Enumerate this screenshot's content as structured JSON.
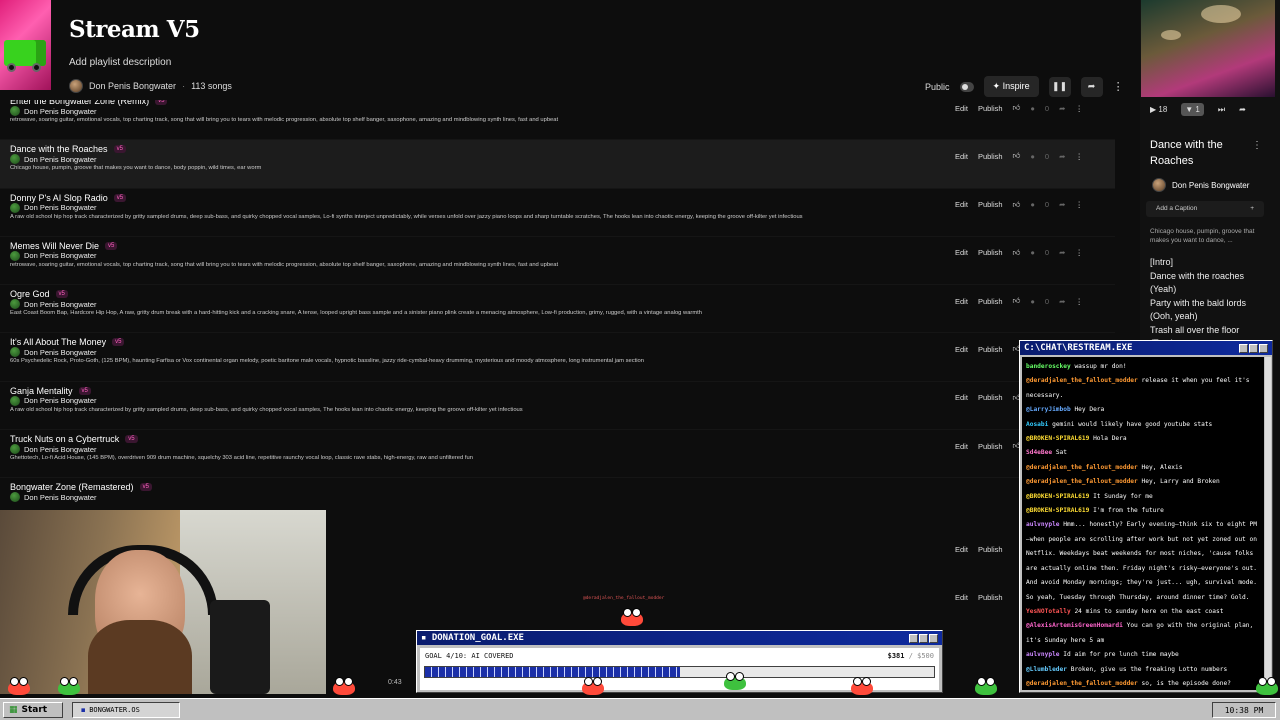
{
  "playlist": {
    "title": "Stream V5",
    "description": "Add playlist description",
    "owner": "Don Penis Bongwater",
    "song_count": "113 songs",
    "visibility": "Public",
    "inspire_label": "Inspire",
    "pause_glyph": "❚❚",
    "share_glyph": "➦",
    "more_glyph": "⋮"
  },
  "row_actions": {
    "edit": "Edit",
    "publish": "Publish",
    "likes": "0"
  },
  "songs": [
    {
      "title": "Enter the Bongwater Zone (Remix)",
      "version": "v5",
      "artist": "Don Penis Bongwater",
      "desc": "retrowave, soaring guitar, emotional vocals, top charting track, song that will bring you to tears with melodic progression, absolute top shelf banger, saxophone, amazing and mindblowing synth lines, fast and upbeat"
    },
    {
      "title": "Dance with the Roaches",
      "version": "v5",
      "artist": "Don Penis Bongwater",
      "desc": "Chicago house, pumpin, groove that makes you want to dance, body poppin, wild times, ear worm"
    },
    {
      "title": "Donny P's AI Slop Radio",
      "version": "v5",
      "artist": "Don Penis Bongwater",
      "desc": "A raw old school hip hop track characterized by gritty sampled drums, deep sub-bass, and quirky chopped vocal samples, Lo-fi synths interject unpredictably, while verses unfold over jazzy piano loops and sharp turntable scratches, The hooks lean into chaotic energy, keeping the groove off-kilter yet infectious"
    },
    {
      "title": "Memes Will Never Die",
      "version": "v5",
      "artist": "Don Penis Bongwater",
      "desc": "retrowave, soaring guitar, emotional vocals, top charting track, song that will bring you to tears with melodic progression, absolute top shelf banger, saxophone, amazing and mindblowing synth lines, fast and upbeat"
    },
    {
      "title": "Ogre God",
      "version": "v5",
      "artist": "Don Penis Bongwater",
      "desc": "East Coast Boom Bap, Hardcore Hip Hop, A raw, gritty drum break with a hard-hitting kick and a cracking snare, A tense, looped upright bass sample and a sinister piano plink create a menacing atmosphere, Low-fi production, grimy, rugged, with a vintage analog warmth"
    },
    {
      "title": "It's All About The Money",
      "version": "v5",
      "artist": "Don Penis Bongwater",
      "desc": "60s Psychedelic Rock, Proto-Goth, (125 BPM), haunting Farfisa or Vox continental organ melody, poetic baritone male vocals, hypnotic bassline, jazzy ride-cymbal-heavy drumming, mysterious and moody atmosphere, long instrumental jam section"
    },
    {
      "title": "Ganja Mentality",
      "version": "v5",
      "artist": "Don Penis Bongwater",
      "desc": "A raw old school hip hop track characterized by gritty sampled drums, deep sub-bass, and quirky chopped vocal samples, The hooks lean into chaotic energy, keeping the groove off-kilter yet infectious"
    },
    {
      "title": "Truck Nuts on a Cybertruck",
      "version": "v5",
      "artist": "Don Penis Bongwater",
      "desc": "Ghettotech, Lo-fi Acid House, (145 BPM), overdriven 909 drum machine, squelchy 303 acid line, repetitive raunchy vocal loop, classic rave stabs, high-energy, raw and unfiltered fun"
    },
    {
      "title": "Bongwater Zone (Remastered)",
      "version": "v5",
      "artist": "Don Penis Bongwater",
      "desc": ""
    }
  ],
  "now_playing": {
    "title": "Dance with the Roaches",
    "artist": "Don Penis Bongwater",
    "caption_placeholder": "Add a Caption",
    "description": "Chicago house, pumpin, groove that makes you want to dance, ...",
    "lyrics": [
      "[Intro]",
      "Dance with the roaches",
      "(Yeah)",
      "Party with the bald lords",
      "(Ooh, yeah)",
      "Trash all over the floor (Trash"
    ],
    "likes": "18",
    "dislikes": "1"
  },
  "chat": {
    "title": "C:\\CHAT\\RESTREAM.EXE",
    "messages": [
      {
        "user": "banderosckey",
        "text": "wassup mr don!",
        "color": "#66ff66"
      },
      {
        "user": "@deradjalen_the_fallout_modder",
        "text": "release it when you feel it's necessary.",
        "color": "#ff9a33"
      },
      {
        "user": "@LarryJimbob",
        "text": "Hey Dera",
        "color": "#66aaff"
      },
      {
        "user": "Aosabi",
        "text": "gemini would likely have good youtube stats",
        "color": "#33ccff"
      },
      {
        "user": "@BROKEN-SPIRAL619",
        "text": "Hola Dera",
        "color": "#ffdd33"
      },
      {
        "user": "Sd4eBee",
        "text": "Sat",
        "color": "#ff77cc"
      },
      {
        "user": "@deradjalen_the_fallout_modder",
        "text": "Hey, Alexis",
        "color": "#ff9a33"
      },
      {
        "user": "@deradjalen_the_fallout_modder",
        "text": "Hey, Larry and Broken",
        "color": "#ff9a33"
      },
      {
        "user": "@BROKEN-SPIRAL619",
        "text": "It Sunday for me",
        "color": "#ffdd33"
      },
      {
        "user": "@BROKEN-SPIRAL619",
        "text": "I'm from the future",
        "color": "#ffdd33"
      },
      {
        "user": "aulvnyple",
        "text": "Hmm... honestly? Early evening—think six to eight PM—when people are scrolling after work but not yet zoned out on Netflix. Weekdays beat weekends for most niches, 'cause folks are actually online then. Friday night's risky—everyone's out. And avoid Monday mornings; they're just... ugh, survival mode. So yeah, Tuesday through Thursday, around dinner time? Gold.",
        "color": "#cc88ff"
      },
      {
        "user": "YesNOTotally",
        "text": "24 mins to sunday here on the east coast",
        "color": "#ff5555"
      },
      {
        "user": "@AlexisArtemisGreenHomardi",
        "text": "You can go with the original plan, it's Sunday here 5 am",
        "color": "#ff66cc"
      },
      {
        "user": "aulvnyple",
        "text": "Id aim for pre lunch time maybe",
        "color": "#cc88ff"
      },
      {
        "user": "@Llumbleder",
        "text": "Broken, give us the freaking Lotto numbers",
        "color": "#66ccff"
      },
      {
        "user": "@deradjalen_the_fallout_modder",
        "text": "so, is the episode done?",
        "color": "#ff9a33"
      }
    ]
  },
  "donation": {
    "title": "DONATION_GOAL.EXE",
    "label": "GOAL 4/10: AI COVERED",
    "amount": "$381",
    "target": "/ $500",
    "progress": 0.5
  },
  "player": {
    "elapsed": "0:43"
  },
  "overlay_name": "@deradjalen_the_fallout_modder",
  "taskbar": {
    "start": "Start",
    "app": "BONGWATER.OS",
    "clock": "10:38 PM"
  },
  "colors": {
    "accent_pink": "#ff5fc0",
    "win_title": "#0e2a9e"
  }
}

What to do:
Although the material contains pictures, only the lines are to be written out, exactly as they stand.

Answer for the task:
Enumerate this screenshot's content as structured JSON.
{
  "playlist": {
    "title": "Stream V5",
    "description": "Add playlist description",
    "owner": "Don Penis Bongwater",
    "song_count": "113 songs",
    "visibility": "Public",
    "inspire_label": "Inspire",
    "pause_glyph": "❚❚",
    "share_glyph": "➦",
    "more_glyph": "⋮"
  },
  "row_actions": {
    "edit": "Edit",
    "publish": "Publish",
    "likes": "0"
  },
  "songs": [
    {
      "title": "Enter the Bongwater Zone (Remix)",
      "version": "v5",
      "artist": "Don Penis Bongwater",
      "desc": "retrowave, soaring guitar, emotional vocals, top charting track, song that will bring you to tears with melodic progression, absolute top shelf banger, saxophone, amazing and mindblowing synth lines, fast and upbeat"
    },
    {
      "title": "Dance with the Roaches",
      "version": "v5",
      "artist": "Don Penis Bongwater",
      "desc": "Chicago house, pumpin, groove that makes you want to dance, body poppin, wild times, ear worm"
    },
    {
      "title": "Donny P's AI Slop Radio",
      "version": "v5",
      "artist": "Don Penis Bongwater",
      "desc": "A raw old school hip hop track characterized by gritty sampled drums, deep sub-bass, and quirky chopped vocal samples, Lo-fi synths interject unpredictably, while verses unfold over jazzy piano loops and sharp turntable scratches, The hooks lean into chaotic energy, keeping the groove off-kilter yet infectious"
    },
    {
      "title": "Memes Will Never Die",
      "version": "v5",
      "artist": "Don Penis Bongwater",
      "desc": "retrowave, soaring guitar, emotional vocals, top charting track, song that will bring you to tears with melodic progression, absolute top shelf banger, saxophone, amazing and mindblowing synth lines, fast and upbeat"
    },
    {
      "title": "Ogre God",
      "version": "v5",
      "artist": "Don Penis Bongwater",
      "desc": "East Coast Boom Bap, Hardcore Hip Hop, A raw, gritty drum break with a hard-hitting kick and a cracking snare, A tense, looped upright bass sample and a sinister piano plink create a menacing atmosphere, Low-fi production, grimy, rugged, with a vintage analog warmth"
    },
    {
      "title": "It's All About The Money",
      "version": "v5",
      "artist": "Don Penis Bongwater",
      "desc": "60s Psychedelic Rock, Proto-Goth, (125 BPM), haunting Farfisa or Vox continental organ melody, poetic baritone male vocals, hypnotic bassline, jazzy ride-cymbal-heavy drumming, mysterious and moody atmosphere, long instrumental jam section"
    },
    {
      "title": "Ganja Mentality",
      "version": "v5",
      "artist": "Don Penis Bongwater",
      "desc": "A raw old school hip hop track characterized by gritty sampled drums, deep sub-bass, and quirky chopped vocal samples, The hooks lean into chaotic energy, keeping the groove off-kilter yet infectious"
    },
    {
      "title": "Truck Nuts on a Cybertruck",
      "version": "v5",
      "artist": "Don Penis Bongwater",
      "desc": "Ghettotech, Lo-fi Acid House, (145 BPM), overdriven 909 drum machine, squelchy 303 acid line, repetitive raunchy vocal loop, classic rave stabs, high-energy, raw and unfiltered fun"
    },
    {
      "title": "Bongwater Zone (Remastered)",
      "version": "v5",
      "artist": "Don Penis Bongwater",
      "desc": ""
    }
  ],
  "now_playing": {
    "title": "Dance with the Roaches",
    "artist": "Don Penis Bongwater",
    "caption_placeholder": "Add a Caption",
    "description": "Chicago house, pumpin, groove that makes you want to dance, ...",
    "lyrics": [
      "[Intro]",
      "Dance with the roaches",
      "(Yeah)",
      "Party with the bald lords",
      "(Ooh, yeah)",
      "Trash all over the floor (Trash"
    ],
    "likes": "18",
    "dislikes": "1"
  },
  "chat": {
    "title": "C:\\CHAT\\RESTREAM.EXE",
    "messages": [
      {
        "user": "banderosckey",
        "text": "wassup mr don!",
        "color": "#66ff66"
      },
      {
        "user": "@deradjalen_the_fallout_modder",
        "text": "release it when you feel it's necessary.",
        "color": "#ff9a33"
      },
      {
        "user": "@LarryJimbob",
        "text": "Hey Dera",
        "color": "#66aaff"
      },
      {
        "user": "Aosabi",
        "text": "gemini would likely have good youtube stats",
        "color": "#33ccff"
      },
      {
        "user": "@BROKEN-SPIRAL619",
        "text": "Hola Dera",
        "color": "#ffdd33"
      },
      {
        "user": "Sd4eBee",
        "text": "Sat",
        "color": "#ff77cc"
      },
      {
        "user": "@deradjalen_the_fallout_modder",
        "text": "Hey, Alexis",
        "color": "#ff9a33"
      },
      {
        "user": "@deradjalen_the_fallout_modder",
        "text": "Hey, Larry and Broken",
        "color": "#ff9a33"
      },
      {
        "user": "@BROKEN-SPIRAL619",
        "text": "It Sunday for me",
        "color": "#ffdd33"
      },
      {
        "user": "@BROKEN-SPIRAL619",
        "text": "I'm from the future",
        "color": "#ffdd33"
      },
      {
        "user": "aulvnyple",
        "text": "Hmm... honestly? Early evening—think six to eight PM—when people are scrolling after work but not yet zoned out on Netflix. Weekdays beat weekends for most niches, 'cause folks are actually online then. Friday night's risky—everyone's out. And avoid Monday mornings; they're just... ugh, survival mode. So yeah, Tuesday through Thursday, around dinner time? Gold.",
        "color": "#cc88ff"
      },
      {
        "user": "YesNOTotally",
        "text": "24 mins to sunday here on the east coast",
        "color": "#ff5555"
      },
      {
        "user": "@AlexisArtemisGreenHomardi",
        "text": "You can go with the original plan, it's Sunday here 5 am",
        "color": "#ff66cc"
      },
      {
        "user": "aulvnyple",
        "text": "Id aim for pre lunch time maybe",
        "color": "#cc88ff"
      },
      {
        "user": "@Llumbleder",
        "text": "Broken, give us the freaking Lotto numbers",
        "color": "#66ccff"
      },
      {
        "user": "@deradjalen_the_fallout_modder",
        "text": "so, is the episode done?",
        "color": "#ff9a33"
      }
    ]
  },
  "donation": {
    "title": "DONATION_GOAL.EXE",
    "label": "GOAL 4/10: AI COVERED",
    "amount": "$381",
    "target": "/ $500",
    "progress": 0.5
  },
  "player": {
    "elapsed": "0:43"
  },
  "overlay_name": "@deradjalen_the_fallout_modder",
  "taskbar": {
    "start": "Start",
    "app": "BONGWATER.OS",
    "clock": "10:38 PM"
  },
  "colors": {
    "accent_pink": "#ff5fc0",
    "win_title": "#0e2a9e"
  }
}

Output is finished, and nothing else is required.